[Website and app data records]
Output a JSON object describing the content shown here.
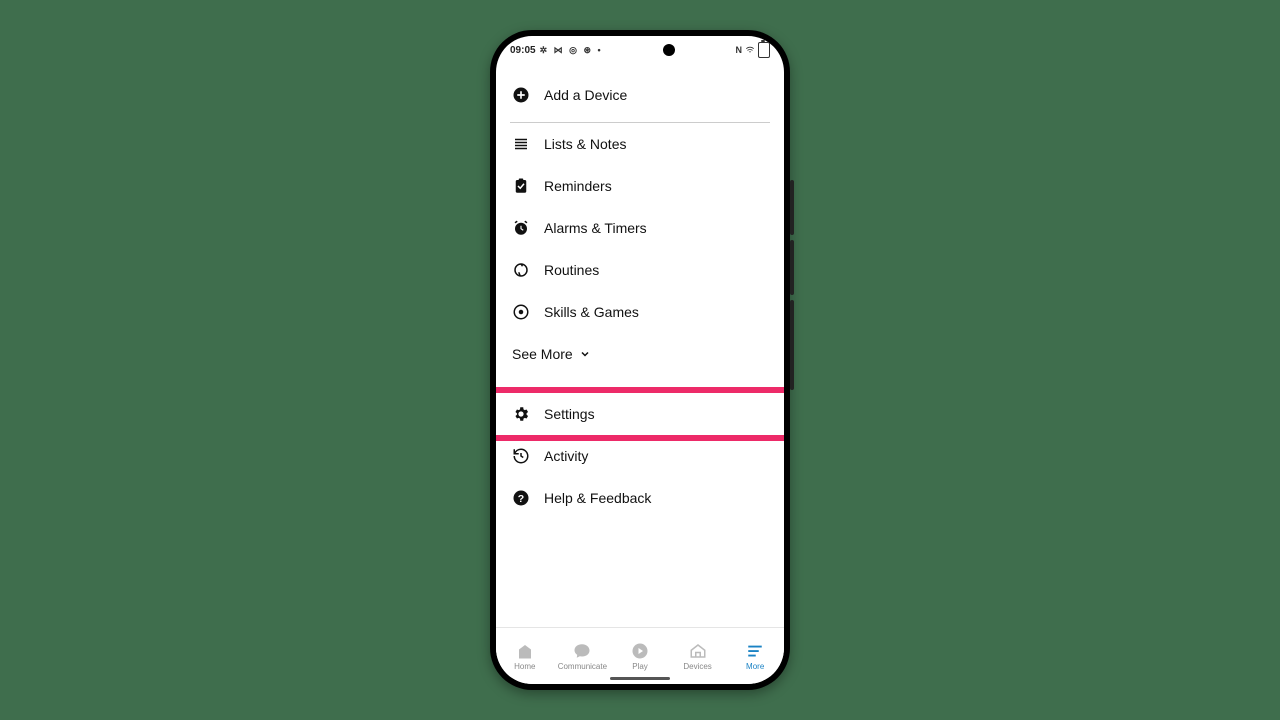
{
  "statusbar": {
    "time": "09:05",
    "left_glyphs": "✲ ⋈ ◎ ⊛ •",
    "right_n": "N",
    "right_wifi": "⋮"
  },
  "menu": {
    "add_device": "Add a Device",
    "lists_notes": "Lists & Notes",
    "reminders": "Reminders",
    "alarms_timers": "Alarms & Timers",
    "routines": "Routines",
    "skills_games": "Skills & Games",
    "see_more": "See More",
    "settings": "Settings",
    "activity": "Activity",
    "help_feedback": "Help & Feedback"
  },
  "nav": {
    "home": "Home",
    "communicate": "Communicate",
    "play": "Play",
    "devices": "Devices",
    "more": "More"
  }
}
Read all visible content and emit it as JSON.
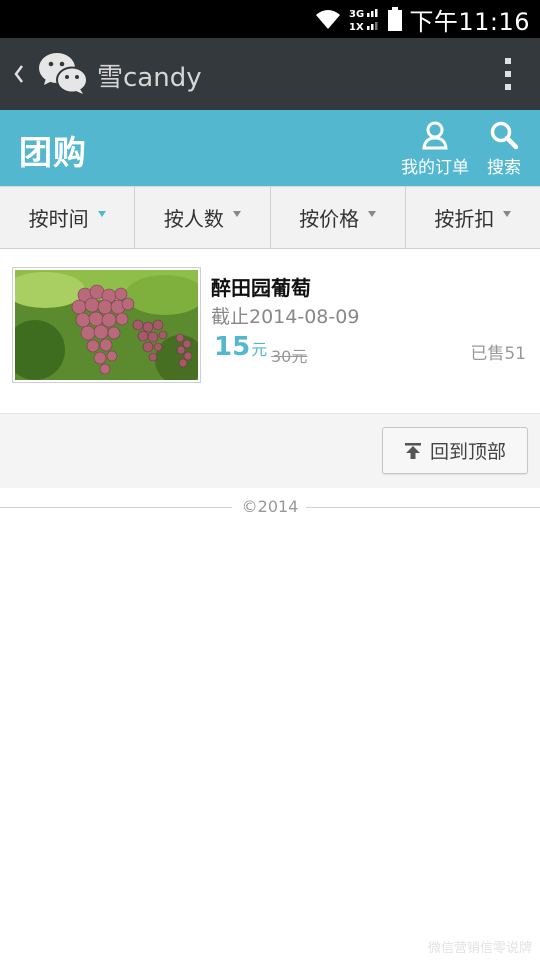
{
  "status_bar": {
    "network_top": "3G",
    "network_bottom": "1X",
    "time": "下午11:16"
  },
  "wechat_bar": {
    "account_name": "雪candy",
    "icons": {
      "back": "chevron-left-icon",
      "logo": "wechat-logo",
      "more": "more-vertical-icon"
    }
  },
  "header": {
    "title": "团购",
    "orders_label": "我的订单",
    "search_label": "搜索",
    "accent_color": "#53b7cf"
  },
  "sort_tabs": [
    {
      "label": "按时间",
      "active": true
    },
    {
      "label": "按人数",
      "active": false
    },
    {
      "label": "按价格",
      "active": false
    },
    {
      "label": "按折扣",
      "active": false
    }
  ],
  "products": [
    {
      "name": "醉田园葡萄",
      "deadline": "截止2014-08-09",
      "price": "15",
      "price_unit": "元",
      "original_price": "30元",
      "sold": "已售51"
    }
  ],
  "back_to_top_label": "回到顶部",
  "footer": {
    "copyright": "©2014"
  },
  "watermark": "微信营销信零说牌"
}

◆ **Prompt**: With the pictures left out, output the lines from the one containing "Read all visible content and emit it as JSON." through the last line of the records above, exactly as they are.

◆ **Result of the task**:
Read all visible content and emit it as JSON.
{
  "status_bar": {
    "network_top": "3G",
    "network_bottom": "1X",
    "time": "下午11:16"
  },
  "wechat_bar": {
    "account_name": "雪candy",
    "icons": {
      "back": "chevron-left-icon",
      "logo": "wechat-logo",
      "more": "more-vertical-icon"
    }
  },
  "header": {
    "title": "团购",
    "orders_label": "我的订单",
    "search_label": "搜索",
    "accent_color": "#53b7cf"
  },
  "sort_tabs": [
    {
      "label": "按时间",
      "active": true
    },
    {
      "label": "按人数",
      "active": false
    },
    {
      "label": "按价格",
      "active": false
    },
    {
      "label": "按折扣",
      "active": false
    }
  ],
  "products": [
    {
      "name": "醉田园葡萄",
      "deadline": "截止2014-08-09",
      "price": "15",
      "price_unit": "元",
      "original_price": "30元",
      "sold": "已售51"
    }
  ],
  "back_to_top_label": "回到顶部",
  "footer": {
    "copyright": "©2014"
  },
  "watermark": "微信营销信零说牌"
}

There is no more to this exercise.